Most property insurers are moving away from manuscript policy forms and insisting on company forms, he said.
The controversy over whether COVID-19 constitutes physical damage has led to a tightening of wording mainly in terms of insurers inserting, at least in their eyes, “a bulletproof infectious disease exclusion,” Mr. Marchitello said.
Numerous businesses have sued their insurers over the past three months arguing that the business interruption clauses in their property policies should cover revenue lost due to COVID-19 lockdowns. Insurers argue that the policies require physical damage to occur for coverage to be triggered.
Prior to July 2019, Young Life, a religious organization based in Colorado Springs, Colorado, that runs summer camps in the U.S. and Canada, had business interruption coverage for communicable disease, said Gary Nesbit, senior director of risk management at Young Life and a board director of the Risk & Insurance Management Society Inc.
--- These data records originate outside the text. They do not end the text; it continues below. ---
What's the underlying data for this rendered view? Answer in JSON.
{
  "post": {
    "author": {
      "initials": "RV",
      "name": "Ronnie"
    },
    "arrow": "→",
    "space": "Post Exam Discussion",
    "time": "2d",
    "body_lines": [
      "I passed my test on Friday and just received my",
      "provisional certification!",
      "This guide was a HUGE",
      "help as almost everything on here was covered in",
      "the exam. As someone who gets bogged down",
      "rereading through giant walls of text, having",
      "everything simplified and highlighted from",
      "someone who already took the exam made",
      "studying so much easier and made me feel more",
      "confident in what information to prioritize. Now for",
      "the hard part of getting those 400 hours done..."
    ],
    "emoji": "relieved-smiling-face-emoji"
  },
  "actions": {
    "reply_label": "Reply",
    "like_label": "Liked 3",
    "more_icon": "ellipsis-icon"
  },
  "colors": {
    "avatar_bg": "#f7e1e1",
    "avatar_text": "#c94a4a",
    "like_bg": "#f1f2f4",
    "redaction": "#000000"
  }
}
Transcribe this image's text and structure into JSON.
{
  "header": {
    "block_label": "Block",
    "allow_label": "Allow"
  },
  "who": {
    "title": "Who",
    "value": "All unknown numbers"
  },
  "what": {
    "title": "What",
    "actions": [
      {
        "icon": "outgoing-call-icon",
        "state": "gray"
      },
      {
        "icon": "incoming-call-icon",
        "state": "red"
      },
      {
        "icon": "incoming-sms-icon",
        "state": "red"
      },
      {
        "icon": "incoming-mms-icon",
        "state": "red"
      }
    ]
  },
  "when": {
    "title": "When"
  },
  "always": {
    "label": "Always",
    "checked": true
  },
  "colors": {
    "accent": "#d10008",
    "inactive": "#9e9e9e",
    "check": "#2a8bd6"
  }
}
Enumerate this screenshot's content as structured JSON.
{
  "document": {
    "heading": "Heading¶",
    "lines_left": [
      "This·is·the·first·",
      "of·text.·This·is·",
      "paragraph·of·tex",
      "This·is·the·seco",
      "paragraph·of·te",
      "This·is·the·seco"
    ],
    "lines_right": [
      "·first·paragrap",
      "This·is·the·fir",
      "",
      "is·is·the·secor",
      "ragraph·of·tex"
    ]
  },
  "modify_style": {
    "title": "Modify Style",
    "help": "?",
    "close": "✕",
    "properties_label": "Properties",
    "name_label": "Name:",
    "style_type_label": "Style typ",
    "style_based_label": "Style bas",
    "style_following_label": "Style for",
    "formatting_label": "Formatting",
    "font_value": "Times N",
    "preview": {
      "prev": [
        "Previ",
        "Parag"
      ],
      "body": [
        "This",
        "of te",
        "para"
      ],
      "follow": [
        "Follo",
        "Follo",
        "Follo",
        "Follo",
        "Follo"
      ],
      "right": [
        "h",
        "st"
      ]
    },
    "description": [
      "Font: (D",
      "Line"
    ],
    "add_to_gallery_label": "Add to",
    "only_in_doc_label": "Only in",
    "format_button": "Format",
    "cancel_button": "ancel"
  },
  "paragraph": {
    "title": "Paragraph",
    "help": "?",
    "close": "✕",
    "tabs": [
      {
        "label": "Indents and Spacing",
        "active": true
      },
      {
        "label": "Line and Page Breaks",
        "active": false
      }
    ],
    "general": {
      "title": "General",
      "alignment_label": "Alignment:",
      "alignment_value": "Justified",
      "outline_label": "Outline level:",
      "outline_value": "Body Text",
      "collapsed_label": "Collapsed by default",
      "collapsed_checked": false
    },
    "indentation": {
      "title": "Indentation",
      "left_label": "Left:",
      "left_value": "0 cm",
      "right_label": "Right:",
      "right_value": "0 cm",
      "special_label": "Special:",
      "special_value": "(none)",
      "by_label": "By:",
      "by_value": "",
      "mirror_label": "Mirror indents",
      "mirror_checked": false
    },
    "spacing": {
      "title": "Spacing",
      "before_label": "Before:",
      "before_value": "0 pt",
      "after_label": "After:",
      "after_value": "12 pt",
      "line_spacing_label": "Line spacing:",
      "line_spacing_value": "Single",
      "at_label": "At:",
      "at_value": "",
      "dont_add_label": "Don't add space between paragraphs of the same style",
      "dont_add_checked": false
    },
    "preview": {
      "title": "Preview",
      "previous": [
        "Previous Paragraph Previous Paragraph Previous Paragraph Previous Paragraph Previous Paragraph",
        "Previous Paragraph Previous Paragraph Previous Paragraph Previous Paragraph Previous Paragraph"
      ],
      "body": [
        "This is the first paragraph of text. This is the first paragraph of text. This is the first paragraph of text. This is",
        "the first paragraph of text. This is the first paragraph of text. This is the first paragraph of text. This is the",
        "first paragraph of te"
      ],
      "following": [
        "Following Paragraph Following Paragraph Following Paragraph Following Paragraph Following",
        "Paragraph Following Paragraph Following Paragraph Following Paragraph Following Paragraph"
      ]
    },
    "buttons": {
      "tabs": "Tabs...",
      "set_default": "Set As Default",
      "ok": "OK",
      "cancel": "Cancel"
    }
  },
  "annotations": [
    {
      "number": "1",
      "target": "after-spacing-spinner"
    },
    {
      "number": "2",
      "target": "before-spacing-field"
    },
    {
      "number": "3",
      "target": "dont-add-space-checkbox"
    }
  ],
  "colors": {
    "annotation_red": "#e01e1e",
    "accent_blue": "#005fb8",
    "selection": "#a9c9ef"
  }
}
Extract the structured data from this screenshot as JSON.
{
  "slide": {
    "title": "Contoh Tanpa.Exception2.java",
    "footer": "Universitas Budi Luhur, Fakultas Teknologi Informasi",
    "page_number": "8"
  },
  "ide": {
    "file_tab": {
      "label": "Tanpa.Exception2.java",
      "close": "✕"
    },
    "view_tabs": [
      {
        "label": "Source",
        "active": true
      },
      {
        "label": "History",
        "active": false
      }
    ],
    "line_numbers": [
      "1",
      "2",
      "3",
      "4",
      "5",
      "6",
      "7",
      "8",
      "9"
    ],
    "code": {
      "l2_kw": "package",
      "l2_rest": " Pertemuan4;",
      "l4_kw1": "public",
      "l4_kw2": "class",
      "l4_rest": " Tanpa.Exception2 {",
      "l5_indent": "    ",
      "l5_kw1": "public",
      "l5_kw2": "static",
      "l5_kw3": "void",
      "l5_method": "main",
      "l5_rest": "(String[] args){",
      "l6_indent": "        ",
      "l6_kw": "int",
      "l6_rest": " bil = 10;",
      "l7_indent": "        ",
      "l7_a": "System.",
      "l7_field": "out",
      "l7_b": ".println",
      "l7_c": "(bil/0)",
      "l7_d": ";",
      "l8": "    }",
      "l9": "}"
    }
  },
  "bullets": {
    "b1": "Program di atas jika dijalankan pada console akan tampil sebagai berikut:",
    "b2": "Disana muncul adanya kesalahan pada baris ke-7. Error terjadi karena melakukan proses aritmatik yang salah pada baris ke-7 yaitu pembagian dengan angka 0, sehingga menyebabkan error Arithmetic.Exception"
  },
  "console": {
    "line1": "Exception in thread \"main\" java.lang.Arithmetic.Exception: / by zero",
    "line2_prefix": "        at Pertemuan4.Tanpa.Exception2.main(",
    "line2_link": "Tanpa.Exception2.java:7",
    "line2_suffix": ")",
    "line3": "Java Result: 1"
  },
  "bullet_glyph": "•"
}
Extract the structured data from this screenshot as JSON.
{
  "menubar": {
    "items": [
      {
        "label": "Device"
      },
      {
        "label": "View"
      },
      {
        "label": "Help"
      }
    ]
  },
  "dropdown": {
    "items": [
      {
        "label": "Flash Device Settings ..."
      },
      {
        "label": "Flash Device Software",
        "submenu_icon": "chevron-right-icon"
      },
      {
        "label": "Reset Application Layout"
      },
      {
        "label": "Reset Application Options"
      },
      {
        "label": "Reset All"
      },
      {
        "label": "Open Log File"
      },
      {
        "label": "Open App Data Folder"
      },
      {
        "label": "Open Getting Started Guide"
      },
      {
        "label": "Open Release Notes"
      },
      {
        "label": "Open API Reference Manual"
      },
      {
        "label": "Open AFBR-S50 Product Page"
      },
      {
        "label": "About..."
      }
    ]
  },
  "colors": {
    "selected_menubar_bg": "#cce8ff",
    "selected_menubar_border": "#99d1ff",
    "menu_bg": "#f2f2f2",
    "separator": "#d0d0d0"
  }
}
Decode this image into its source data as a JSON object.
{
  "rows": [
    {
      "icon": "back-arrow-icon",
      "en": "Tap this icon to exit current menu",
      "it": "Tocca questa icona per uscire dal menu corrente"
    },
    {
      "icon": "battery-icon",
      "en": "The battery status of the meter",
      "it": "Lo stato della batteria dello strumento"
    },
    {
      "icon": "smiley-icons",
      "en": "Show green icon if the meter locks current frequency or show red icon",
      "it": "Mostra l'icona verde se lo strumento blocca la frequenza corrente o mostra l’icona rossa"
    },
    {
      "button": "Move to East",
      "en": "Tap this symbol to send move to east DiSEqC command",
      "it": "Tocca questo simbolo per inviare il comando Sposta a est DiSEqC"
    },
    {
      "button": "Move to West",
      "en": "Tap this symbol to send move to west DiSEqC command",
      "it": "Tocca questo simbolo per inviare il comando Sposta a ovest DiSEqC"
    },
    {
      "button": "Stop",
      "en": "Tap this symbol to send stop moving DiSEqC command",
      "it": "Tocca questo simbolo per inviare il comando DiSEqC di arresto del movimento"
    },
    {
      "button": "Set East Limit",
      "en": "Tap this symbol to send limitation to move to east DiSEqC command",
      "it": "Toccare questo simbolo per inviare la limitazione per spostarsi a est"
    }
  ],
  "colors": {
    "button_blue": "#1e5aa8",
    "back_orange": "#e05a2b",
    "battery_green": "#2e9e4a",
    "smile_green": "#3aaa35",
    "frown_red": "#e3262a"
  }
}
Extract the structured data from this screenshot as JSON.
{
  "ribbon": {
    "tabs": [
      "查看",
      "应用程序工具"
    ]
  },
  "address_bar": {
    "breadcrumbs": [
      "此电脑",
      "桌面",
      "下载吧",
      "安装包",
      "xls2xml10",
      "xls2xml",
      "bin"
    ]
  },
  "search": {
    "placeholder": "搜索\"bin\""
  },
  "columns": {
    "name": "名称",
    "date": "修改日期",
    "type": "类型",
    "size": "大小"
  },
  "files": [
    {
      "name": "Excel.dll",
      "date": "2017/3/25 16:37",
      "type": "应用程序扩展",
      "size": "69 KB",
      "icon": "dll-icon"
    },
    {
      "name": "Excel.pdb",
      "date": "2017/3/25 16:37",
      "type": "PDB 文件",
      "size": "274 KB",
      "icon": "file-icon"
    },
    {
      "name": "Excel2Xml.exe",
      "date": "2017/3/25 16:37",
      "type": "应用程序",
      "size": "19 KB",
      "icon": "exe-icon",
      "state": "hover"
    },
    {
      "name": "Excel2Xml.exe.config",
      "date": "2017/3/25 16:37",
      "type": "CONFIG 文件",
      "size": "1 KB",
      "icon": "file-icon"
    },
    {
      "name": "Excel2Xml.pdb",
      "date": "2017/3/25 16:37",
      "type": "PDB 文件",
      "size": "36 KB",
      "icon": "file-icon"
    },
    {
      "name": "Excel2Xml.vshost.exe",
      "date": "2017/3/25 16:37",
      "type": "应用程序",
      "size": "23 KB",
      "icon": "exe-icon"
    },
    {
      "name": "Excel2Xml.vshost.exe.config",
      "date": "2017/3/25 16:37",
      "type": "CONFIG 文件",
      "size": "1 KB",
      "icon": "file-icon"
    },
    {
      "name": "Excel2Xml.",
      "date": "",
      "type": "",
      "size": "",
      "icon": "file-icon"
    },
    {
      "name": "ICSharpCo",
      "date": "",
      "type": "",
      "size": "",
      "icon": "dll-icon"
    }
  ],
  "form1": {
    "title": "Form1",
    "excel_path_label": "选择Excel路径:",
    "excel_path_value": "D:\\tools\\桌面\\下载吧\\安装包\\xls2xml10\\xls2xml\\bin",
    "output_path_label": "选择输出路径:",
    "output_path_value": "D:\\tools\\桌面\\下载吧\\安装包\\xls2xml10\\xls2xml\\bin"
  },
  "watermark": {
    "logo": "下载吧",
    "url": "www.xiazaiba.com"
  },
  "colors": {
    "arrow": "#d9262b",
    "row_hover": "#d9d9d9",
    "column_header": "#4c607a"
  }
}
That was removed last year when its insurers at Lloyd’s of London introduced an “extremely broad exclusion for any type of communicable disease regardless of the source,” Mr. Nesbit said.
As a result, the organization, which together with five other ministries purchases its property insurance through the London market, has incurred a “substantial business interruption loss” due to COVID-19.
“We’ve all lost that revenue and we don’t have any insurance to cover that, so it’s a self-insured loss,” Mr. Nesbit said.
Young Life has $500 million in property but has a captive insurance program with seven other ministries, which totals around $1 billion in insured property values.
Going forward, they are discussing whether to cover the business interruption communicable disease exposure through a deductible buyback policy or within the captive, he said.
Some insurers are attempting to remove nonphysical damage exposures from their property policies, too, said Peter Fallon, senior vice president, at brokerage Risk Strategies Co. Inc. in Boston.
“Nonphysical damage was one of those coverage extensions that cropped up 10 years ago when the market was soft and insurers were offering broader coverage,” he said.
Now underwriters are going “back to basics” and “scaling back” policies to only provide first-party property coverage, Mr. Fallon said.
Insurers also are scrutinizing catastrophe exposures, including Florida windstorm, California earthquake and other perils such as convective storm, flood or wildfire, brokers say.
“We have seen some markets that want to pull back,” Mr. Rouse said. He cited the example of convective storm and hail perils, where some insurers have limited capacity following events in the first half of the year, such as the Nashville, Tennessee, storms.
Flood is another catastrophe exposure that insurers are examining closely, Mr. Fallon said. “We’re struggling with a client now in the Midwest. When people talk about flood, they think it’s just the overflow of natural boundaries, something happening to a dam or a dike or maybe tidal surge. But flood also includes surface water,” he said.
Heavy rainstorms, such as those seen in the spring in certain parts of the country, where water accumulates and flows into buildings, are considered flood under the flood definition and therefore subject to flood rates, premiums and deductibles, Mr. Fallon said.
Amid hard market conditions and with underwriters, brokers and clients working from home during the pandemic, it’s been tougher to put deals together, but deals are still being completed, brokers said.
“Everything comes down to the wire. Underwriters have been deluged with submissions. … Until you get ink on the paper, you’re never sure you’re done with the placements,” Mr. Marchitello said.